Head over to Deseronto for some afternoon high tea at the O'Connor House where you will find delicious pies, sandwiches and their famous quiche.
Learn More and Explore: theoconnorhouse.com
Road trip: Rapids, Rocks, and Rallies
Check out Hastings County GIS’ 14 interactive maps for tailored fall road trips in the beautiful rolling reaches of north Hastings. “Rapids, Rock, and Rallies” is a classic that begins in Bancroft and circles east for a few dozen kilometres through thick deciduous forest that will be lit up this time of year. You might not have time to stop at each of the 22 points of interest along the way, but definitely hit up Egan Chutes. Named after John Egan, an Irish immigrant lumber baron, the Chutes are where the York River crashes through steep rock sides with a thundering roar.
Tip: Scenic views
The “Rapid, Rocks, and Rallies” road trip is also great one for the fall because it includes several scenic viewpoint stops, including Eagles Nest Park, Maxwell Settlement Road East, and another east of L’Amable. Together, they’ll give you a great sense of just how gorgeous these hills can be in the fall.
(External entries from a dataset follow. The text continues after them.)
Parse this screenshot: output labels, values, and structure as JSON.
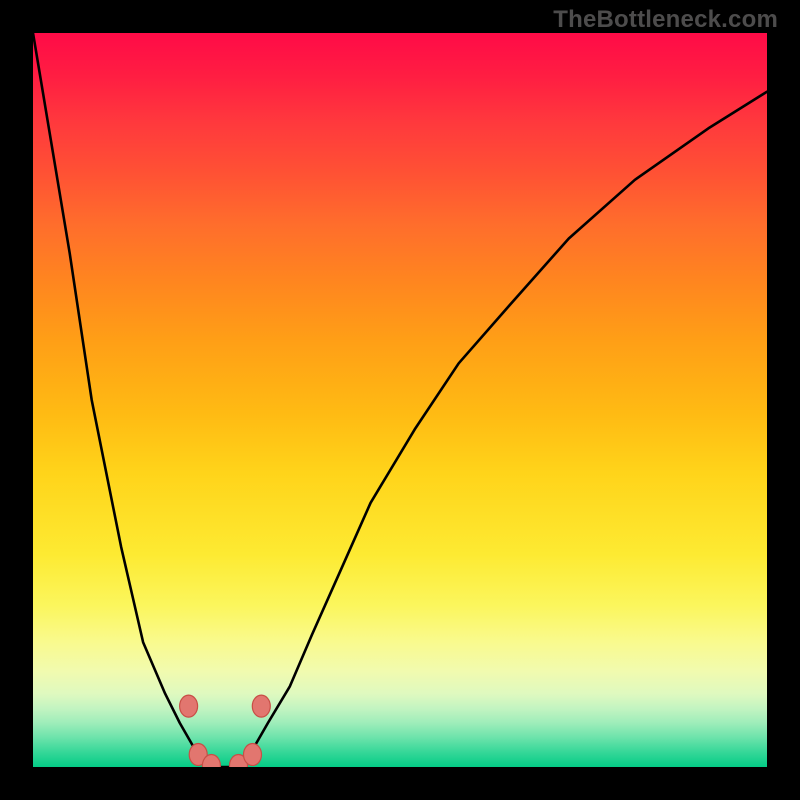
{
  "attribution": "TheBottleneck.com",
  "colors": {
    "black": "#000000",
    "curve": "#000000",
    "dot_fill": "#e2766f",
    "dot_stroke": "#c84e46",
    "gradient_top": "#ff0b47",
    "gradient_bottom": "#04cc86"
  },
  "chart_data": {
    "type": "line",
    "title": "",
    "xlabel": "",
    "ylabel": "",
    "x": [
      0.0,
      0.05,
      0.08,
      0.12,
      0.15,
      0.18,
      0.2,
      0.22,
      0.24,
      0.26,
      0.28,
      0.3,
      0.32,
      0.35,
      0.38,
      0.42,
      0.46,
      0.52,
      0.58,
      0.65,
      0.73,
      0.82,
      0.92,
      1.0
    ],
    "values": [
      1.0,
      0.7,
      0.5,
      0.3,
      0.17,
      0.1,
      0.06,
      0.025,
      0.0,
      0.0,
      0.0,
      0.025,
      0.06,
      0.11,
      0.18,
      0.27,
      0.36,
      0.46,
      0.55,
      0.63,
      0.72,
      0.8,
      0.87,
      0.92
    ],
    "xlim": [
      0,
      1
    ],
    "ylim": [
      0,
      1
    ],
    "dots": [
      {
        "x": 0.212,
        "y": 0.083
      },
      {
        "x": 0.225,
        "y": 0.017
      },
      {
        "x": 0.243,
        "y": 0.002
      },
      {
        "x": 0.28,
        "y": 0.002
      },
      {
        "x": 0.299,
        "y": 0.017
      },
      {
        "x": 0.311,
        "y": 0.083
      }
    ],
    "grid": false,
    "legend": false
  }
}
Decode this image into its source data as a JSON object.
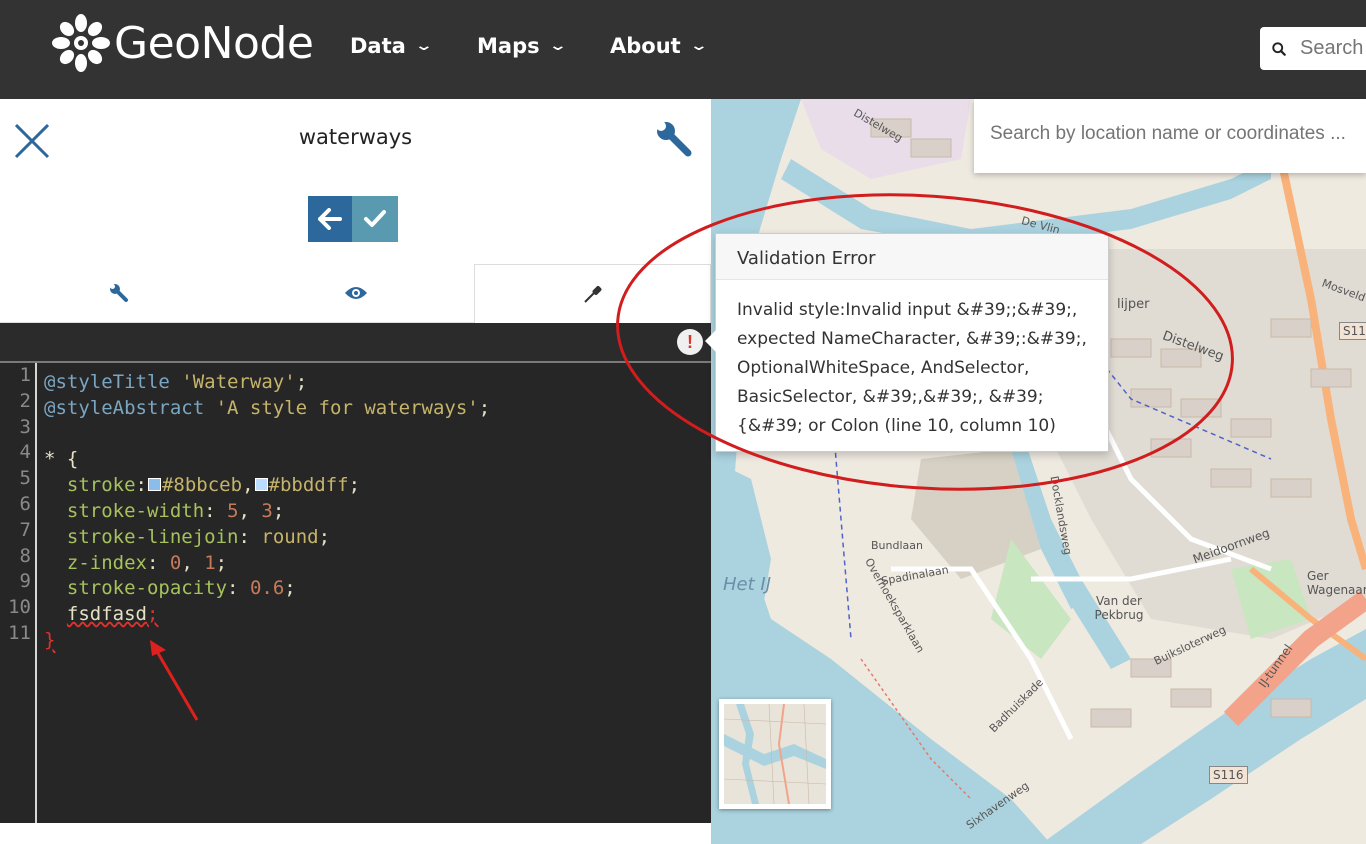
{
  "navbar": {
    "brand": "GeoNode",
    "menu": [
      {
        "label": "Data"
      },
      {
        "label": "Maps"
      },
      {
        "label": "About"
      }
    ],
    "search_placeholder": "Search"
  },
  "panel": {
    "layer_title": "waterways",
    "tabs": [
      {
        "icon": "wrench-icon"
      },
      {
        "icon": "eye-icon"
      },
      {
        "icon": "eyedropper-icon"
      }
    ]
  },
  "editor": {
    "line_numbers": [
      "1",
      "2",
      "3",
      "4",
      "5",
      "6",
      "7",
      "8",
      "9",
      "10",
      "11"
    ],
    "lines": {
      "l1_kw": "@styleTitle",
      "l1_str": "'Waterway'",
      "l2_kw": "@styleAbstract",
      "l2_str": "'A style for waterways'",
      "l4": "* {",
      "l5_prop": "stroke",
      "l5_c1": "#8bbceb",
      "l5_c2": "#bbddff",
      "l6_prop": "stroke-width",
      "l6_v1": "5",
      "l6_v2": "3",
      "l7_prop": "stroke-linejoin",
      "l7_val": "round",
      "l8_prop": "z-index",
      "l8_v1": "0",
      "l8_v2": "1",
      "l9_prop": "stroke-opacity",
      "l9_val": "0.6",
      "l10_err": "fsdfasd",
      "l11": "}"
    },
    "error_badge": "!"
  },
  "popover": {
    "title": "Validation Error",
    "lines": [
      "Invalid style:Invalid input &#39;;&#39;,",
      "expected NameCharacter, &#39;:&#39;,",
      "OptionalWhiteSpace, AndSelector,",
      "BasicSelector, &#39;,&#39;, &#39;",
      "{&#39; or Colon (line 10, column 10)"
    ]
  },
  "map": {
    "search_placeholder": "Search by location name or coordinates ...",
    "labels": {
      "distelweg_top": "Distelweg",
      "distelweg_mid": "Distelweg",
      "de_vlin": "De Vlin",
      "klijper": "lijper",
      "bundlaan": "Bundlaan",
      "spadinalaan": "Spadinalaan",
      "overhoeksparklaan": "Overhoeksparklaan",
      "docklandsweg": "Docklandsweg",
      "van_der_pekbrug": "Van der Pekbrug",
      "meidoornweg": "Meidoornweg",
      "buiksloterweg": "Buiksloterweg",
      "badhuiskade": "Badhuiskade",
      "ij_tunnel": "IJ-tunnel",
      "s116_bottom": "S116",
      "s116_top": "S11",
      "het_ij": "Het IJ",
      "sixhavenweg": "Sixhavenweg",
      "mosveld": "Mosveld",
      "gerwagenaar": "Ger Wagenaar"
    }
  }
}
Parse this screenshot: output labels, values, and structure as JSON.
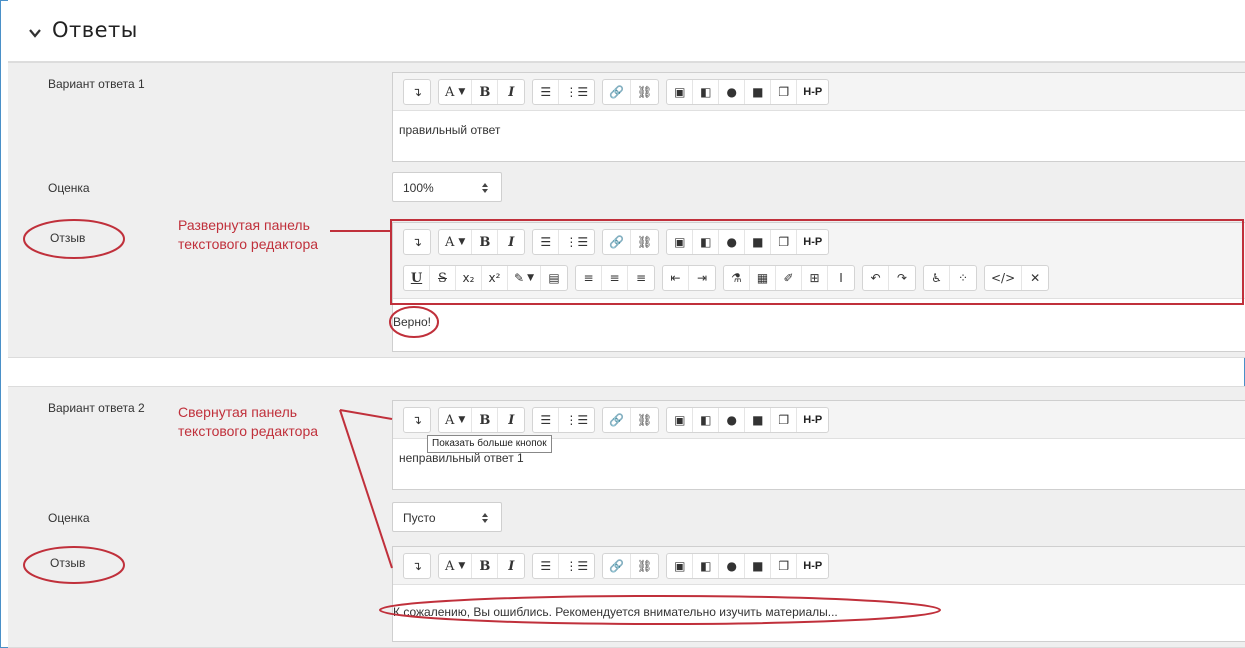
{
  "section": {
    "title": "Ответы",
    "chevron_icon": "chevron-down-icon"
  },
  "answer1": {
    "label": "Вариант ответа 1",
    "text": "правильный ответ",
    "grade_label": "Оценка",
    "grade_value": "100%",
    "feedback_label": "Отзыв",
    "feedback_text": "Верно!"
  },
  "answer2": {
    "label": "Вариант ответа 2",
    "text": "неправильный ответ 1",
    "grade_label": "Оценка",
    "grade_value": "Пусто",
    "feedback_label": "Отзыв",
    "feedback_text": "К сожалению, Вы ошиблись. Рекомендуется внимательно изучить материалы..."
  },
  "toolbar": {
    "bold": "B",
    "italic": "I",
    "font_a": "A",
    "h5p": "H-P",
    "underline": "U",
    "strike": "S",
    "subscript": "x₂",
    "superscript": "x²",
    "tooltip": "Показать больше кнопок"
  },
  "annotations": {
    "expanded_line1": "Развернутая панель",
    "expanded_line2": "текстового редактора",
    "collapsed_line1": "Свернутая панель",
    "collapsed_line2": "текстового редактора"
  },
  "colors": {
    "annotation": "#c0303b",
    "frame": "#4a90c8",
    "row_background": "#efefef"
  }
}
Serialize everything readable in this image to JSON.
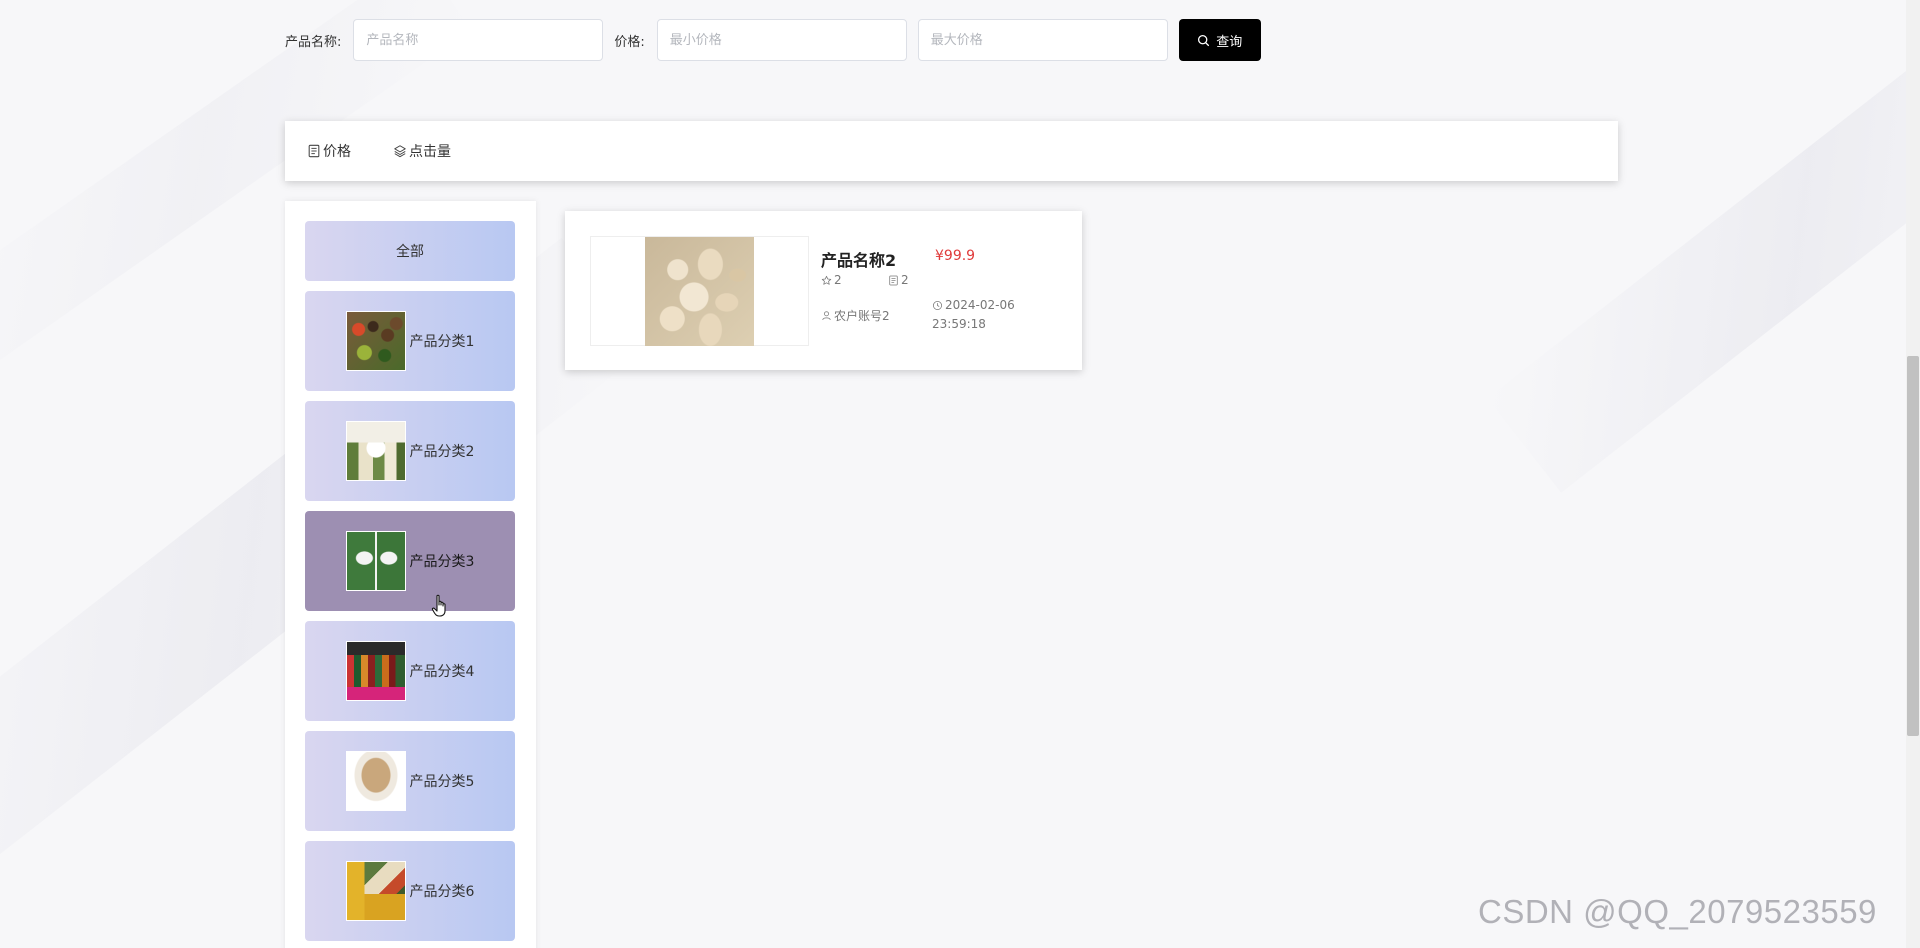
{
  "search": {
    "name_label": "产品名称:",
    "name_placeholder": "产品名称",
    "price_label": "价格:",
    "min_placeholder": "最小价格",
    "max_placeholder": "最大价格",
    "query_label": "查询",
    "query_icon": "search-icon"
  },
  "sort": {
    "items": [
      {
        "label": "价格",
        "icon": "document-icon"
      },
      {
        "label": "点击量",
        "icon": "layers-icon"
      }
    ]
  },
  "categories": {
    "all_label": "全部",
    "items": [
      {
        "label": "产品分类1",
        "active": false
      },
      {
        "label": "产品分类2",
        "active": false
      },
      {
        "label": "产品分类3",
        "active": true
      },
      {
        "label": "产品分类4",
        "active": false
      },
      {
        "label": "产品分类5",
        "active": false
      },
      {
        "label": "产品分类6",
        "active": false
      }
    ]
  },
  "products": [
    {
      "name": "产品名称2",
      "price": "¥99.9",
      "favorites": "2",
      "comments": "2",
      "owner": "农户账号2",
      "time_date": "2024-02-06",
      "time_clock": "23:59:18"
    }
  ],
  "watermark": "CSDN @QQ_2079523559",
  "colors": {
    "accent": "#000000",
    "price": "#e03a3a",
    "category_active": "#9d8fb2",
    "category_gradient_start": "#d9d6f0",
    "category_gradient_end": "#b8c8f2"
  }
}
Road trip: Painted Quilts
This is the newest addition to Hastings County GIS’ interactive maps — and the most creative. It explores the area north and east of Bancroft and features 20 hand-painted quilts displayed on barns, buildings, fences, and other unique spaces. See if you can spot them all as you wind your way through the backroads. Some display the flora and fauna of the area, others celebrate north Hastings history, and some are just be beautiful artistic displays. Just be warned: with the backdrop of all those bright fall colours, it might be tough to spot each colourful quilt.
Tip: Brush with the North
You might not only spot the polar bear quilt at Maynooth’s Brush with the North but also get moved to create your own work. This popular shop is a great place to restock your art supplies or just get inspired by the in-house gallery and one-of-a-kind home décor items.